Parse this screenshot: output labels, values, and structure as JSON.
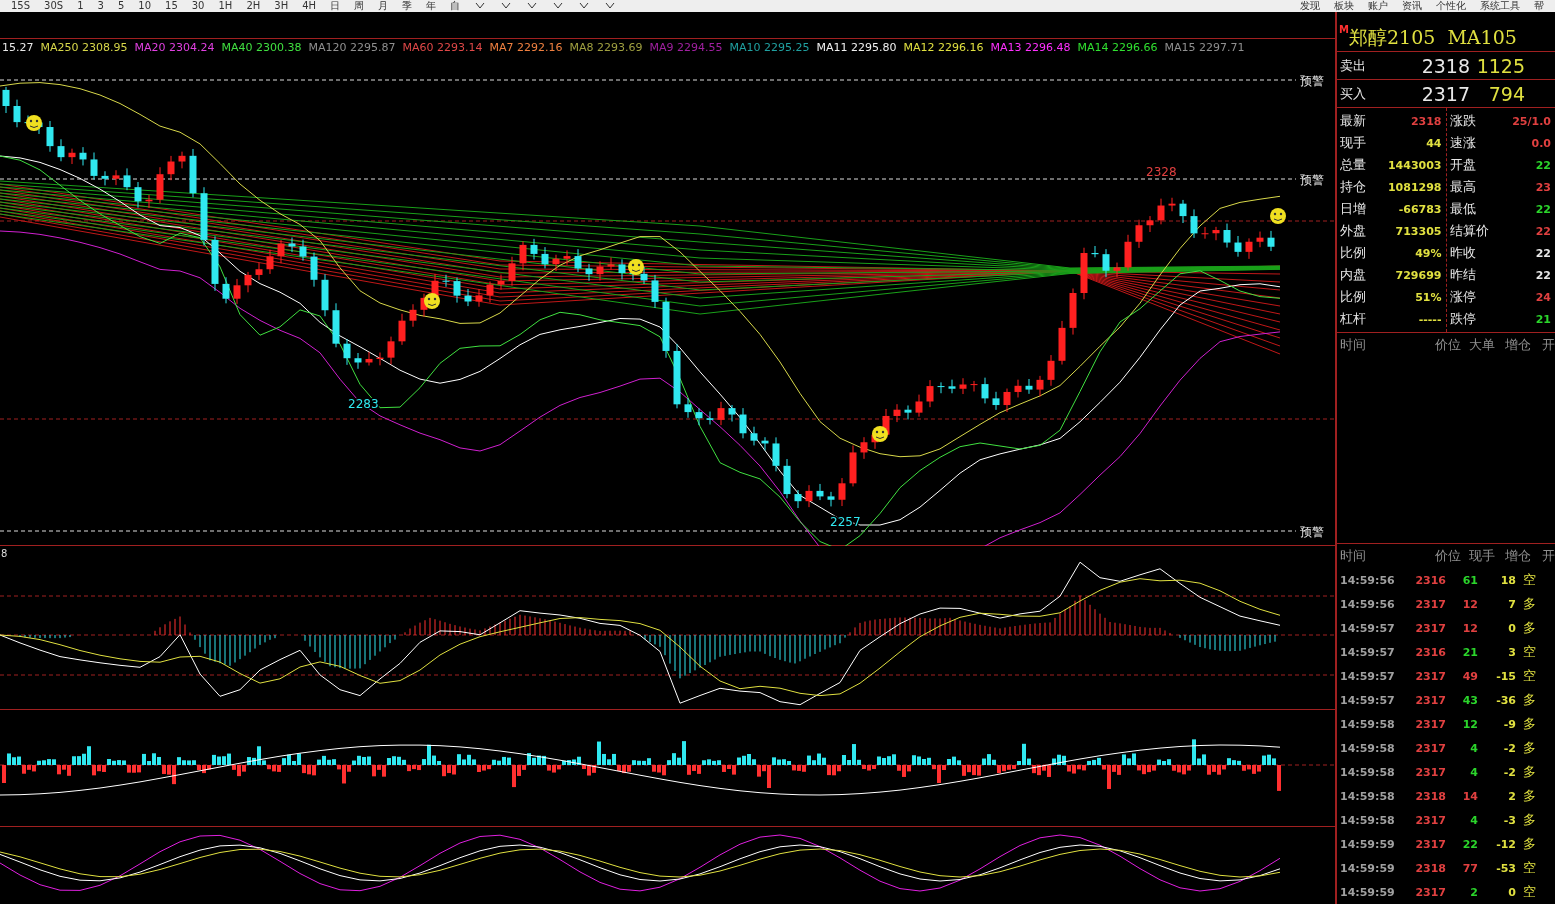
{
  "toolbar": {
    "periods": [
      "15S",
      "30S",
      "1",
      "3",
      "5",
      "10",
      "15",
      "30",
      "1H",
      "2H",
      "3H",
      "4H",
      "日",
      "周",
      "月",
      "季",
      "年",
      "自"
    ],
    "menu": [
      "发现",
      "板块",
      "账户",
      "资讯",
      "个性化",
      "系统工具",
      "帮"
    ]
  },
  "legend": [
    {
      "label": "15.27",
      "color": "#e8e8e8"
    },
    {
      "label": "MA250 2308.95",
      "color": "#d8d84a"
    },
    {
      "label": "MA20 2304.24",
      "color": "#e040e0"
    },
    {
      "label": "MA40 2300.38",
      "color": "#40e040"
    },
    {
      "label": "MA120 2295.87",
      "color": "#909090"
    },
    {
      "label": "MA60 2293.14",
      "color": "#e04848"
    },
    {
      "label": "MA7 2292.16",
      "color": "#f08040"
    },
    {
      "label": "MA8 2293.69",
      "color": "#a0a040"
    },
    {
      "label": "MA9 2294.55",
      "color": "#a020a0"
    },
    {
      "label": "MA10 2295.25",
      "color": "#20a0a0"
    },
    {
      "label": "MA11 2295.80",
      "color": "#f0f0f0"
    },
    {
      "label": "MA12 2296.16",
      "color": "#e0e040"
    },
    {
      "label": "MA13 2296.48",
      "color": "#ff30ff"
    },
    {
      "label": "MA14 2296.66",
      "color": "#30e030"
    },
    {
      "label": "MA15 2297.71",
      "color": "#909090"
    }
  ],
  "main_chart": {
    "alert_labels": [
      "预警",
      "预警",
      "预警"
    ],
    "price_labels": [
      "2283",
      "2257",
      "2328"
    ]
  },
  "macd_panel": {
    "label": "8"
  },
  "quote": {
    "title_mark": "M",
    "title": "郑醇2105  MA105",
    "sell": {
      "label": "卖出",
      "price": "2318",
      "volume": "1125"
    },
    "buy": {
      "label": "买入",
      "price": "2317",
      "volume": "794"
    },
    "left_stats": [
      {
        "label": "最新",
        "value": "2318",
        "color": "#e04040"
      },
      {
        "label": "现手",
        "value": "44",
        "color": "#e0e040"
      },
      {
        "label": "总量",
        "value": "1443003",
        "color": "#e0e040"
      },
      {
        "label": "持仓",
        "value": "1081298",
        "color": "#e0e040"
      },
      {
        "label": "日增",
        "value": "-66783",
        "color": "#e0e040"
      },
      {
        "label": "外盘",
        "value": "713305",
        "color": "#e0e040"
      },
      {
        "label": "比例",
        "value": "49%",
        "color": "#e0e040"
      },
      {
        "label": "内盘",
        "value": "729699",
        "color": "#e0e040"
      },
      {
        "label": "比例",
        "value": "51%",
        "color": "#e0e040"
      },
      {
        "label": "杠杆",
        "value": "-----",
        "color": "#e0e040"
      }
    ],
    "right_stats": [
      {
        "label": "涨跌",
        "value": "25/1.0",
        "color": "#e04040"
      },
      {
        "label": "速涨",
        "value": "0.0",
        "color": "#e04040"
      },
      {
        "label": "开盘",
        "value": "22",
        "color": "#2bd52b"
      },
      {
        "label": "最高",
        "value": "23",
        "color": "#e04040"
      },
      {
        "label": "最低",
        "value": "22",
        "color": "#2bd52b"
      },
      {
        "label": "结算价",
        "value": "22",
        "color": "#e04040"
      },
      {
        "label": "昨收",
        "value": "22",
        "color": "#e8e8e8"
      },
      {
        "label": "昨结",
        "value": "22",
        "color": "#e8e8e8"
      },
      {
        "label": "涨停",
        "value": "24",
        "color": "#e04040"
      },
      {
        "label": "跌停",
        "value": "21",
        "color": "#2bd52b"
      }
    ],
    "tick_header": [
      "时间",
      "价位",
      "大单",
      "增仓",
      "开"
    ]
  },
  "trades": {
    "columns": [
      "时间",
      "价位",
      "现手",
      "增仓",
      "开"
    ],
    "rows": [
      {
        "time": "14:59:56",
        "price": "2316",
        "hand": "61",
        "change": "18",
        "type": "空",
        "color": "#2bd52b"
      },
      {
        "time": "14:59:56",
        "price": "2317",
        "hand": "12",
        "change": "7",
        "type": "多",
        "color": "#e04040"
      },
      {
        "time": "14:59:57",
        "price": "2317",
        "hand": "12",
        "change": "0",
        "type": "多",
        "color": "#e04040"
      },
      {
        "time": "14:59:57",
        "price": "2316",
        "hand": "21",
        "change": "3",
        "type": "空",
        "color": "#2bd52b"
      },
      {
        "time": "14:59:57",
        "price": "2317",
        "hand": "49",
        "change": "-15",
        "type": "空",
        "color": "#e04040"
      },
      {
        "time": "14:59:57",
        "price": "2317",
        "hand": "43",
        "change": "-36",
        "type": "多",
        "color": "#2bd52b"
      },
      {
        "time": "14:59:58",
        "price": "2317",
        "hand": "12",
        "change": "-9",
        "type": "多",
        "color": "#2bd52b"
      },
      {
        "time": "14:59:58",
        "price": "2317",
        "hand": "4",
        "change": "-2",
        "type": "多",
        "color": "#2bd52b"
      },
      {
        "time": "14:59:58",
        "price": "2317",
        "hand": "4",
        "change": "-2",
        "type": "多",
        "color": "#2bd52b"
      },
      {
        "time": "14:59:58",
        "price": "2318",
        "hand": "14",
        "change": "2",
        "type": "多",
        "color": "#e04040"
      },
      {
        "time": "14:59:58",
        "price": "2317",
        "hand": "4",
        "change": "-3",
        "type": "多",
        "color": "#2bd52b"
      },
      {
        "time": "14:59:59",
        "price": "2317",
        "hand": "22",
        "change": "-12",
        "type": "多",
        "color": "#2bd52b"
      },
      {
        "time": "14:59:59",
        "price": "2318",
        "hand": "77",
        "change": "-53",
        "type": "空",
        "color": "#e04040"
      },
      {
        "time": "14:59:59",
        "price": "2317",
        "hand": "2",
        "change": "0",
        "type": "空",
        "color": "#2bd52b"
      }
    ]
  }
}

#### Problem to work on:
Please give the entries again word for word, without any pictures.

#### Solution to this exercise:
Parse this screenshot: output labels, values, and structure as JSON.
{
  "toolbar": {
    "periods": [
      "15S",
      "30S",
      "1",
      "3",
      "5",
      "10",
      "15",
      "30",
      "1H",
      "2H",
      "3H",
      "4H",
      "日",
      "周",
      "月",
      "季",
      "年",
      "自"
    ],
    "menu": [
      "发现",
      "板块",
      "账户",
      "资讯",
      "个性化",
      "系统工具",
      "帮"
    ]
  },
  "legend": [
    {
      "label": "15.27",
      "color": "#e8e8e8"
    },
    {
      "label": "MA250 2308.95",
      "color": "#d8d84a"
    },
    {
      "label": "MA20 2304.24",
      "color": "#e040e0"
    },
    {
      "label": "MA40 2300.38",
      "color": "#40e040"
    },
    {
      "label": "MA120 2295.87",
      "color": "#909090"
    },
    {
      "label": "MA60 2293.14",
      "color": "#e04848"
    },
    {
      "label": "MA7 2292.16",
      "color": "#f08040"
    },
    {
      "label": "MA8 2293.69",
      "color": "#a0a040"
    },
    {
      "label": "MA9 2294.55",
      "color": "#a020a0"
    },
    {
      "label": "MA10 2295.25",
      "color": "#20a0a0"
    },
    {
      "label": "MA11 2295.80",
      "color": "#f0f0f0"
    },
    {
      "label": "MA12 2296.16",
      "color": "#e0e040"
    },
    {
      "label": "MA13 2296.48",
      "color": "#ff30ff"
    },
    {
      "label": "MA14 2296.66",
      "color": "#30e030"
    },
    {
      "label": "MA15 2297.71",
      "color": "#909090"
    }
  ],
  "main_chart": {
    "alert_labels": [
      "预警",
      "预警",
      "预警"
    ],
    "price_labels": [
      "2283",
      "2257",
      "2328"
    ]
  },
  "macd_panel": {
    "label": "8"
  },
  "quote": {
    "title_mark": "M",
    "title": "郑醇2105  MA105",
    "sell": {
      "label": "卖出",
      "price": "2318",
      "volume": "1125"
    },
    "buy": {
      "label": "买入",
      "price": "2317",
      "volume": "794"
    },
    "left_stats": [
      {
        "label": "最新",
        "value": "2318",
        "color": "#e04040"
      },
      {
        "label": "现手",
        "value": "44",
        "color": "#e0e040"
      },
      {
        "label": "总量",
        "value": "1443003",
        "color": "#e0e040"
      },
      {
        "label": "持仓",
        "value": "1081298",
        "color": "#e0e040"
      },
      {
        "label": "日增",
        "value": "-66783",
        "color": "#e0e040"
      },
      {
        "label": "外盘",
        "value": "713305",
        "color": "#e0e040"
      },
      {
        "label": "比例",
        "value": "49%",
        "color": "#e0e040"
      },
      {
        "label": "内盘",
        "value": "729699",
        "color": "#e0e040"
      },
      {
        "label": "比例",
        "value": "51%",
        "color": "#e0e040"
      },
      {
        "label": "杠杆",
        "value": "-----",
        "color": "#e0e040"
      }
    ],
    "right_stats": [
      {
        "label": "涨跌",
        "value": "25/1.0",
        "color": "#e04040"
      },
      {
        "label": "速涨",
        "value": "0.0",
        "color": "#e04040"
      },
      {
        "label": "开盘",
        "value": "22",
        "color": "#2bd52b"
      },
      {
        "label": "最高",
        "value": "23",
        "color": "#e04040"
      },
      {
        "label": "最低",
        "value": "22",
        "color": "#2bd52b"
      },
      {
        "label": "结算价",
        "value": "22",
        "color": "#e04040"
      },
      {
        "label": "昨收",
        "value": "22",
        "color": "#e8e8e8"
      },
      {
        "label": "昨结",
        "value": "22",
        "color": "#e8e8e8"
      },
      {
        "label": "涨停",
        "value": "24",
        "color": "#e04040"
      },
      {
        "label": "跌停",
        "value": "21",
        "color": "#2bd52b"
      }
    ],
    "tick_header": [
      "时间",
      "价位",
      "大单",
      "增仓",
      "开"
    ]
  },
  "trades": {
    "columns": [
      "时间",
      "价位",
      "现手",
      "增仓",
      "开"
    ],
    "rows": [
      {
        "time": "14:59:56",
        "price": "2316",
        "hand": "61",
        "change": "18",
        "type": "空",
        "color": "#2bd52b"
      },
      {
        "time": "14:59:56",
        "price": "2317",
        "hand": "12",
        "change": "7",
        "type": "多",
        "color": "#e04040"
      },
      {
        "time": "14:59:57",
        "price": "2317",
        "hand": "12",
        "change": "0",
        "type": "多",
        "color": "#e04040"
      },
      {
        "time": "14:59:57",
        "price": "2316",
        "hand": "21",
        "change": "3",
        "type": "空",
        "color": "#2bd52b"
      },
      {
        "time": "14:59:57",
        "price": "2317",
        "hand": "49",
        "change": "-15",
        "type": "空",
        "color": "#e04040"
      },
      {
        "time": "14:59:57",
        "price": "2317",
        "hand": "43",
        "change": "-36",
        "type": "多",
        "color": "#2bd52b"
      },
      {
        "time": "14:59:58",
        "price": "2317",
        "hand": "12",
        "change": "-9",
        "type": "多",
        "color": "#2bd52b"
      },
      {
        "time": "14:59:58",
        "price": "2317",
        "hand": "4",
        "change": "-2",
        "type": "多",
        "color": "#2bd52b"
      },
      {
        "time": "14:59:58",
        "price": "2317",
        "hand": "4",
        "change": "-2",
        "type": "多",
        "color": "#2bd52b"
      },
      {
        "time": "14:59:58",
        "price": "2318",
        "hand": "14",
        "change": "2",
        "type": "多",
        "color": "#e04040"
      },
      {
        "time": "14:59:58",
        "price": "2317",
        "hand": "4",
        "change": "-3",
        "type": "多",
        "color": "#2bd52b"
      },
      {
        "time": "14:59:59",
        "price": "2317",
        "hand": "22",
        "change": "-12",
        "type": "多",
        "color": "#2bd52b"
      },
      {
        "time": "14:59:59",
        "price": "2318",
        "hand": "77",
        "change": "-53",
        "type": "空",
        "color": "#e04040"
      },
      {
        "time": "14:59:59",
        "price": "2317",
        "hand": "2",
        "change": "0",
        "type": "空",
        "color": "#2bd52b"
      }
    ]
  }
}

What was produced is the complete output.